# Task brief
Write the records out exactly as shown. No pictures.

*** Opening of Material provided ***

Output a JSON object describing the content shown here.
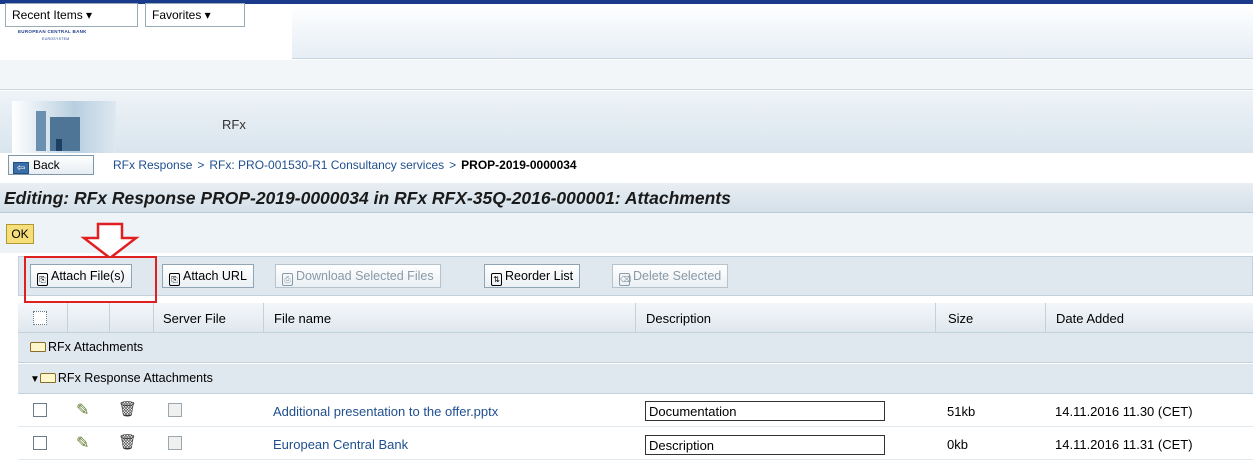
{
  "logo": {
    "name": "EUROPEAN CENTRAL BANK",
    "sub": "EUROSYSTEM"
  },
  "menu": {
    "recent_items": "Recent Items ▾",
    "favorites": "Favorites ▾"
  },
  "banner": {
    "title": "RFx"
  },
  "nav": {
    "back_label": "Back",
    "breadcrumbs": [
      "RFx Response",
      "RFx: PRO-001530-R1 Consultancy services",
      "PROP-2019-0000034"
    ],
    "separator": ">"
  },
  "page_title": "Editing: RFx Response PROP-2019-0000034 in RFx RFX-35Q-2016-000001: Attachments",
  "ok_label": "OK",
  "toolbar": {
    "attach_files": "Attach File(s)",
    "attach_url": "Attach URL",
    "download_selected": "Download Selected Files",
    "reorder_list": "Reorder List",
    "delete_selected": "Delete Selected"
  },
  "table": {
    "columns": [
      "Server File",
      "File name",
      "Description",
      "Size",
      "Date Added"
    ],
    "groups": [
      "RFx Attachments",
      "RFx Response Attachments"
    ],
    "rows": [
      {
        "file_name": "Additional presentation to the offer.pptx",
        "description": "Documentation",
        "size": "51kb",
        "date_added": "14.11.2016 11.30 (CET)"
      },
      {
        "file_name": "European Central Bank",
        "description": "Description",
        "size": "0kb",
        "date_added": "14.11.2016 11.31 (CET)"
      }
    ]
  },
  "colors": {
    "accent": "#1a3a8c",
    "link": "#1f4f8f",
    "highlight": "#e02020",
    "ok_button": "#f6df7a"
  }
}
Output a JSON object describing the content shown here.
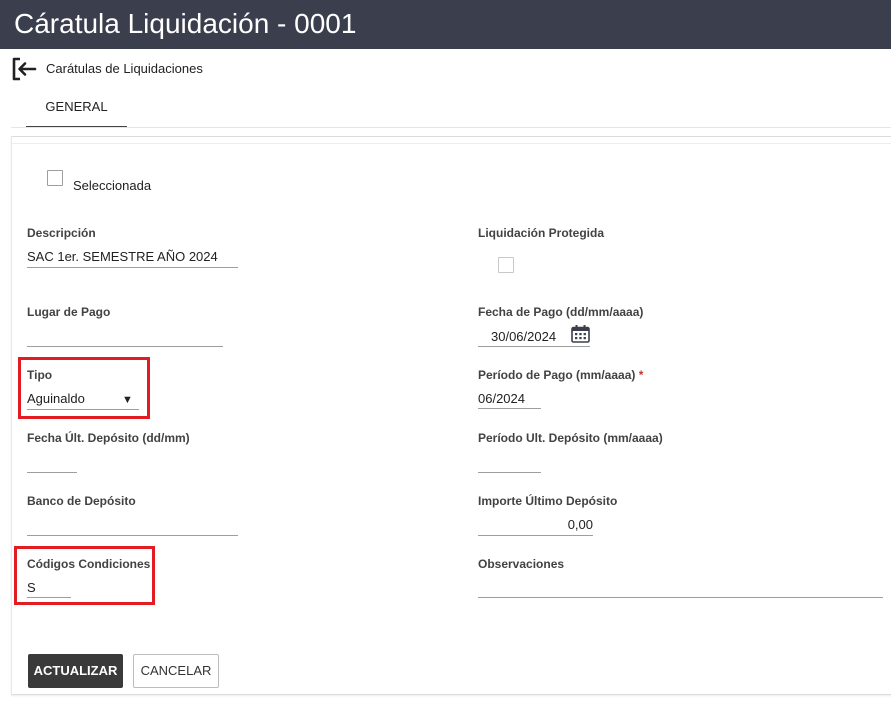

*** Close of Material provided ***

# Output
Output a JSON object describing the content shown here.
{
  "logo": {
    "name": "EUROPEAN CENTRAL BANK",
    "sub": "EUROSYSTEM"
  },
  "menu": {
    "recent_items": "Recent Items ▾",
    "favorites": "Favorites ▾"
  },
  "banner": {
    "title": "RFx"
  },
  "nav": {
    "back_label": "Back",
    "breadcrumbs": [
      "RFx Response",
      "RFx: PRO-001530-R1 Consultancy services",
      "PROP-2019-0000034"
    ],
    "separator": ">"
  },
  "page_title": "Editing: RFx Response PROP-2019-0000034 in RFx RFX-35Q-2016-000001: Attachments",
  "ok_label": "OK",
  "toolbar": {
    "attach_files": "Attach File(s)",
    "attach_url": "Attach URL",
    "download_selected": "Download Selected Files",
    "reorder_list": "Reorder List",
    "delete_selected": "Delete Selected"
  },
  "table": {
    "columns": [
      "Server File",
      "File name",
      "Description",
      "Size",
      "Date Added"
    ],
    "groups": [
      "RFx Attachments",
      "RFx Response Attachments"
    ],
    "rows": [
      {
        "file_name": "Additional presentation to the offer.pptx",
        "description": "Documentation",
        "size": "51kb",
        "date_added": "14.11.2016 11.30 (CET)"
      },
      {
        "file_name": "European Central Bank",
        "description": "Description",
        "size": "0kb",
        "date_added": "14.11.2016 11.31 (CET)"
      }
    ]
  },
  "colors": {
    "accent": "#1a3a8c",
    "link": "#1f4f8f",
    "highlight": "#e02020",
    "ok_button": "#f6df7a"
  }
}
Output a JSON object describing the content shown here.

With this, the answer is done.